PROBLEM = Check each line of the data for "Features", and copy the ones that have it.

↓

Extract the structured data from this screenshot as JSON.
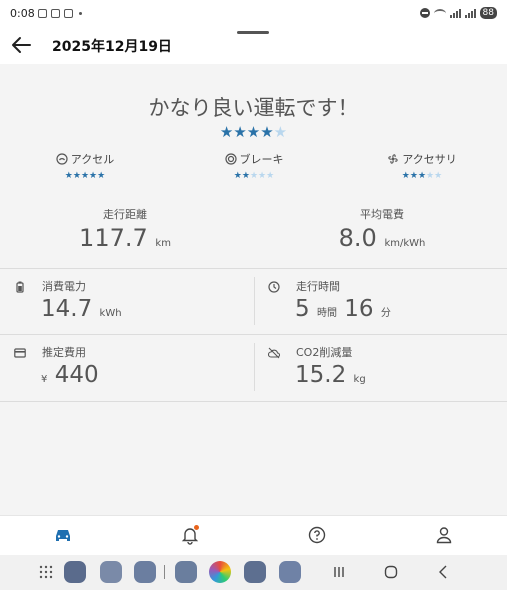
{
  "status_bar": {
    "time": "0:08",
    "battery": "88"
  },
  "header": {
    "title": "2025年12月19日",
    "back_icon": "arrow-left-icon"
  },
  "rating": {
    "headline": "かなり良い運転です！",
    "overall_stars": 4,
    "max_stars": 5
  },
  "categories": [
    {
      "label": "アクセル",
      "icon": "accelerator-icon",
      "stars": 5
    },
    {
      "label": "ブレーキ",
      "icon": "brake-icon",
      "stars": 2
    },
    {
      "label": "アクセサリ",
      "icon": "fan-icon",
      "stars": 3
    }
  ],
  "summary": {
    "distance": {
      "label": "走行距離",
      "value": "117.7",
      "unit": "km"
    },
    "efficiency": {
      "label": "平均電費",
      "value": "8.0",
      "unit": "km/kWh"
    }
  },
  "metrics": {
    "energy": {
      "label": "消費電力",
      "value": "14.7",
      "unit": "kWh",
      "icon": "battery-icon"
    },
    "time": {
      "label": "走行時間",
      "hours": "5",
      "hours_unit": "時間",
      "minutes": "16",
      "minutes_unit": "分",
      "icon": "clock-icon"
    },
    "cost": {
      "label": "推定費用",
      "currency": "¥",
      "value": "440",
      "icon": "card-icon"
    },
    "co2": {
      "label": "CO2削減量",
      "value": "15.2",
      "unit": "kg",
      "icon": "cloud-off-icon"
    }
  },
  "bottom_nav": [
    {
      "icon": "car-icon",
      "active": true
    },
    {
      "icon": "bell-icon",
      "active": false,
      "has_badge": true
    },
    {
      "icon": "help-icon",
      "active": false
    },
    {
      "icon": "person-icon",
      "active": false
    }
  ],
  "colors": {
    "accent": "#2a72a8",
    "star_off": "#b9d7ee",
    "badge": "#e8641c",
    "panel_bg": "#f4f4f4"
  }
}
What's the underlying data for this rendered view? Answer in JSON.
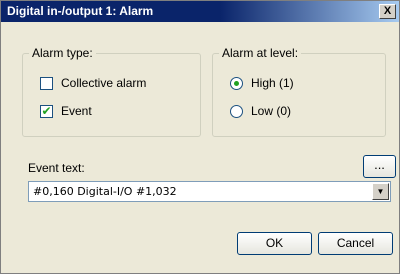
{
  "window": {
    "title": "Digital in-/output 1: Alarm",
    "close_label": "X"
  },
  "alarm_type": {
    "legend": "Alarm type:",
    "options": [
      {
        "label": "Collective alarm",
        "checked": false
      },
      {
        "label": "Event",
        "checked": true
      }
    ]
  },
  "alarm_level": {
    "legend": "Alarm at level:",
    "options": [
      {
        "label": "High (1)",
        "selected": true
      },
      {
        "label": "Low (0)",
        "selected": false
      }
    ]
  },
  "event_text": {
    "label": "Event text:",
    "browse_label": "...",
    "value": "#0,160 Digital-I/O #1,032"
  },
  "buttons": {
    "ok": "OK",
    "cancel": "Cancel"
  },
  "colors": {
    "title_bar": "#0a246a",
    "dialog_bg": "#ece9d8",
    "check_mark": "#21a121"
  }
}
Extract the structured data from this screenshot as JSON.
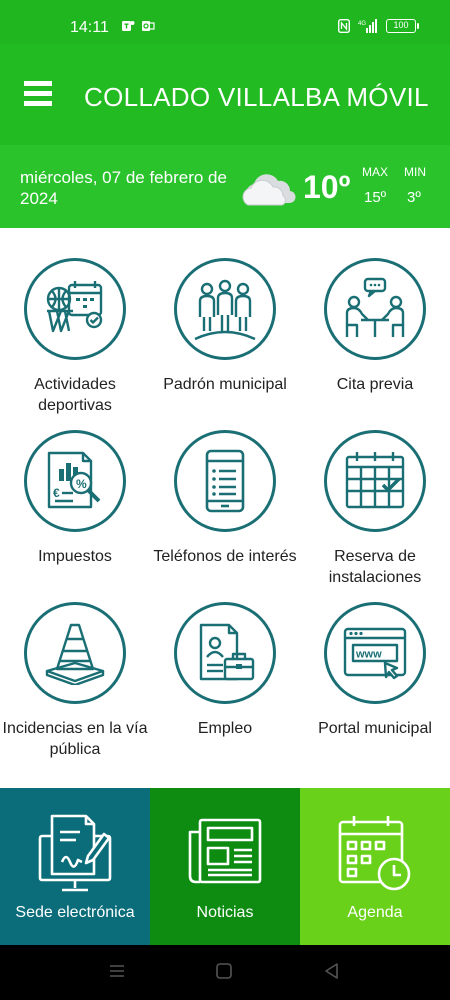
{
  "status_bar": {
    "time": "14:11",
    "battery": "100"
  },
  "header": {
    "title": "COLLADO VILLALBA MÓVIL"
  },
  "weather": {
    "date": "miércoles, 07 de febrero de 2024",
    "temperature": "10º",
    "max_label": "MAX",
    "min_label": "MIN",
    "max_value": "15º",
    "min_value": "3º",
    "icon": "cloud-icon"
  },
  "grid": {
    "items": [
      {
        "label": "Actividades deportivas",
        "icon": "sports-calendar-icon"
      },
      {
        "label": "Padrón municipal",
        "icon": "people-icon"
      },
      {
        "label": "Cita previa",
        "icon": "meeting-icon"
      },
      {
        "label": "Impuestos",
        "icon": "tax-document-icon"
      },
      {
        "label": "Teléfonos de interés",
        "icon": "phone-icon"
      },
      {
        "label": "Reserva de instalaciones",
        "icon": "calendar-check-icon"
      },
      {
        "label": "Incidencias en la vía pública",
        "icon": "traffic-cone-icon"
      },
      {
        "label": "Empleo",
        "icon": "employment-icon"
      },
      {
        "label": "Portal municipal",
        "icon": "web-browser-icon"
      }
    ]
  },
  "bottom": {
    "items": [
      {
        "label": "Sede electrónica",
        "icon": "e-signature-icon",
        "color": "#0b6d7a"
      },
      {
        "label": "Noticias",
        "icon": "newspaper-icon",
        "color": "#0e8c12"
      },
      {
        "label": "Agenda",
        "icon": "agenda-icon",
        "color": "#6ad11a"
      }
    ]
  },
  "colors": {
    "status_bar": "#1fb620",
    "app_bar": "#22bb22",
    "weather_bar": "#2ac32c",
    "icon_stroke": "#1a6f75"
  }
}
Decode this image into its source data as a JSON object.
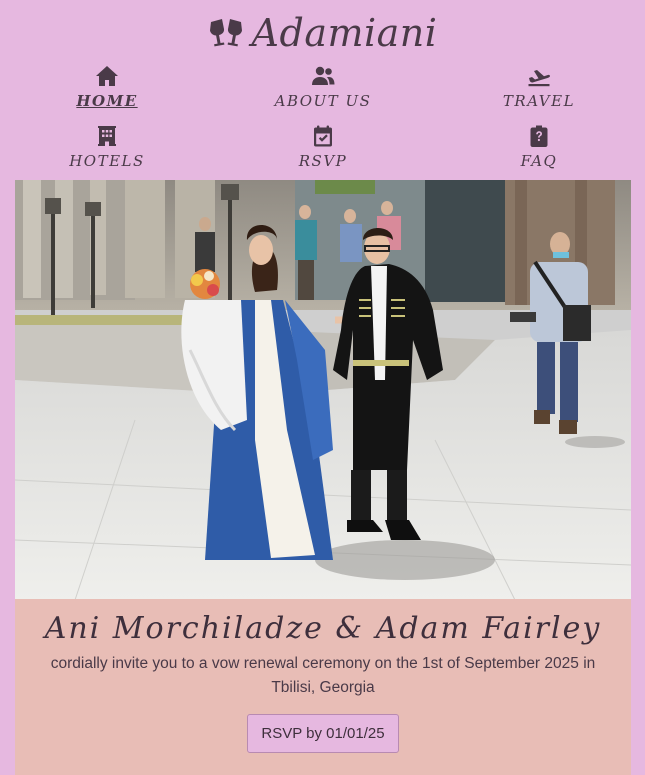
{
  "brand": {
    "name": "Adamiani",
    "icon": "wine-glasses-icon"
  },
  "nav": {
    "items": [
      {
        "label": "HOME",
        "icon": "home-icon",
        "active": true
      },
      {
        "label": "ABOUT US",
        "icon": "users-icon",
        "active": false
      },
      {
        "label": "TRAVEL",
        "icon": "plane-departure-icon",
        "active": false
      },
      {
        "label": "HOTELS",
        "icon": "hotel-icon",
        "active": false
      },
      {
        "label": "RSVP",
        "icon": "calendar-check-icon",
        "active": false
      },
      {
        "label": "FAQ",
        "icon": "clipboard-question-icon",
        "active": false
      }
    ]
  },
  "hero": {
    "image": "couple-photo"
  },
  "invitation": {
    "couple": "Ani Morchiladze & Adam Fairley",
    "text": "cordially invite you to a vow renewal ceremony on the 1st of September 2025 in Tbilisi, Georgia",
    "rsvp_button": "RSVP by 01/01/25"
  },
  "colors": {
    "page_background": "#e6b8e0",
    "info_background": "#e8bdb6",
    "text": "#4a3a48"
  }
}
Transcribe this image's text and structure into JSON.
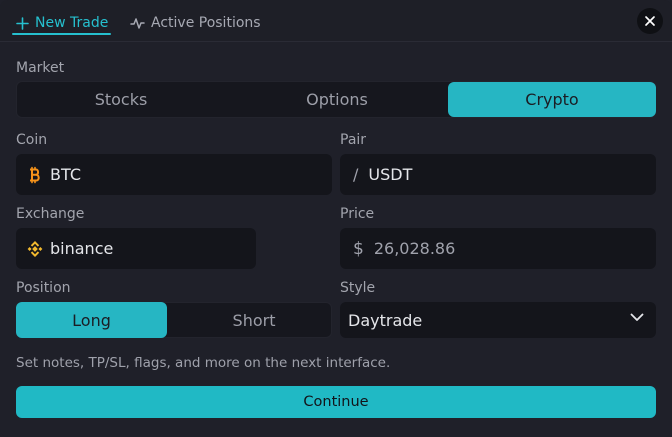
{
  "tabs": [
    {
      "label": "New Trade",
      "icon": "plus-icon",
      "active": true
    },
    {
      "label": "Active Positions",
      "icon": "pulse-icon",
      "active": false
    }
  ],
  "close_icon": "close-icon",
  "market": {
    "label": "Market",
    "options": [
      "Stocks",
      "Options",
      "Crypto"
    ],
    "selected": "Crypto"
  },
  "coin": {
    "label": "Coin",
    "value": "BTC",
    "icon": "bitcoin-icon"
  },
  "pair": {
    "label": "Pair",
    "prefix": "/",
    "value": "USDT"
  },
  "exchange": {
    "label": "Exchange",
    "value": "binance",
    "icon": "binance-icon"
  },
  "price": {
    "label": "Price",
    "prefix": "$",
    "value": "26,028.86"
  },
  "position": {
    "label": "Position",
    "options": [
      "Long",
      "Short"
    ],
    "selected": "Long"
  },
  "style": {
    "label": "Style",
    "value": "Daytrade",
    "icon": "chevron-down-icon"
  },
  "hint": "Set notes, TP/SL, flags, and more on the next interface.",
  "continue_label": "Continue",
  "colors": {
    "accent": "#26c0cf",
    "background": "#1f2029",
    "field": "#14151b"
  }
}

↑
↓

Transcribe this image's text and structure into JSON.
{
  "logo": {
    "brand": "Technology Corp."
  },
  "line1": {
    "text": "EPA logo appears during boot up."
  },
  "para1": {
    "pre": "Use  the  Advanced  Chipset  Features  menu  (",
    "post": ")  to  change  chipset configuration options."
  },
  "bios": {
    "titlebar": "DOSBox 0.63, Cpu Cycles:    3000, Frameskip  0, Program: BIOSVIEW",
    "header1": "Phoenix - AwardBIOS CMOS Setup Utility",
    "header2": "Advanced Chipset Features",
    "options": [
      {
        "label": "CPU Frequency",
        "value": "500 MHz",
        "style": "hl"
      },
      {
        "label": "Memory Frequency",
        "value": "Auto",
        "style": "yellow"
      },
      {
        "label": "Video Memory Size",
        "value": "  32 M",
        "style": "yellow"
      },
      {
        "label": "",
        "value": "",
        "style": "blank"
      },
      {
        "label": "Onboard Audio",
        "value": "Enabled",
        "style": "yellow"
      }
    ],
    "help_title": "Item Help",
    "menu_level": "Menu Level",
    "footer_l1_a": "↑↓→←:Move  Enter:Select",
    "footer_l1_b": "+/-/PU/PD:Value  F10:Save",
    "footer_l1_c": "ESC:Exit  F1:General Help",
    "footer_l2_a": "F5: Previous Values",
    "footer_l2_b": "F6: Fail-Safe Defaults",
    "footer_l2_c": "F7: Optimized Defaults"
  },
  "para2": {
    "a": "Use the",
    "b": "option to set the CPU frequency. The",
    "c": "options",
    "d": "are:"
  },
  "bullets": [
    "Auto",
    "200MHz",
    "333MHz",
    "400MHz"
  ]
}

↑
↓

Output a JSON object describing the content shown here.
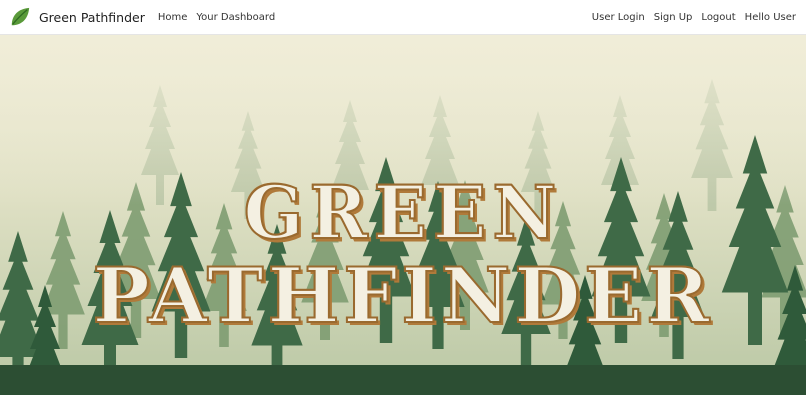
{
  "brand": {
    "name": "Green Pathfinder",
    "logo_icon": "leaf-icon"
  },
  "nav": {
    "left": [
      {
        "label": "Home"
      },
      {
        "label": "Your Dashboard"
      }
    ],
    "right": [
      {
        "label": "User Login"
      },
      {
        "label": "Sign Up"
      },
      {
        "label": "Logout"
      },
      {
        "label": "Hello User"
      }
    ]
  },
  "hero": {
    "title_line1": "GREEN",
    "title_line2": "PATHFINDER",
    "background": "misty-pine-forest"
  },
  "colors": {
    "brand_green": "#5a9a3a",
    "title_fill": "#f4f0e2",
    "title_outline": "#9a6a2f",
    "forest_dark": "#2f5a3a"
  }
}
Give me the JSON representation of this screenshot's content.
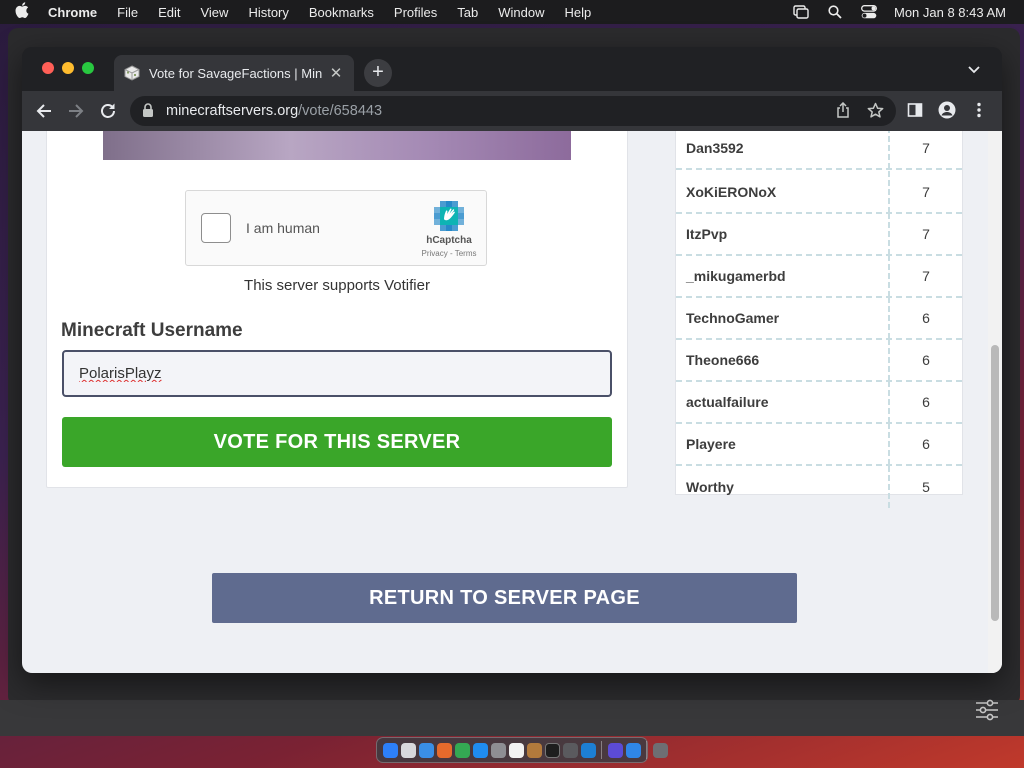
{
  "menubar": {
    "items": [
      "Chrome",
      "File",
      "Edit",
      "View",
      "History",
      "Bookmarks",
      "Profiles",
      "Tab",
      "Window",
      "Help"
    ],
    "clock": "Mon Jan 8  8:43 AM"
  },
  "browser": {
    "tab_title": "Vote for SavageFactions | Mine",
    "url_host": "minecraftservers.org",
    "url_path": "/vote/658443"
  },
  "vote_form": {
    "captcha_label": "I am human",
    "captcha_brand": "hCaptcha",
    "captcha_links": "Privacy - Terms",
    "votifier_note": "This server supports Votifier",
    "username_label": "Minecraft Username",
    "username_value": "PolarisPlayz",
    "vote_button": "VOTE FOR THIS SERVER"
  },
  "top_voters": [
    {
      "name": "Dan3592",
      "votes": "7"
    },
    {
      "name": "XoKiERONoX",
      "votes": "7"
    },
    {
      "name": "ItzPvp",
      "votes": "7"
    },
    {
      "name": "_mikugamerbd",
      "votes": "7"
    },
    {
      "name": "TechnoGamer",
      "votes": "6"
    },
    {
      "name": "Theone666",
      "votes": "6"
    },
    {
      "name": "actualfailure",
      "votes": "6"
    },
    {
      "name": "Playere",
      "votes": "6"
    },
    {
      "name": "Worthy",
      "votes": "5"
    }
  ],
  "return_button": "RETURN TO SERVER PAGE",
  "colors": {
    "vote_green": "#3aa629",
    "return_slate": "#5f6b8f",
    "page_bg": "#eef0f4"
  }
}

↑

ANSWER TO THE EXERCISE =
    "pre": "Use  the  Advanced  Chipset  Features  menu  (",
    "header2": "Advanced Chipset Features",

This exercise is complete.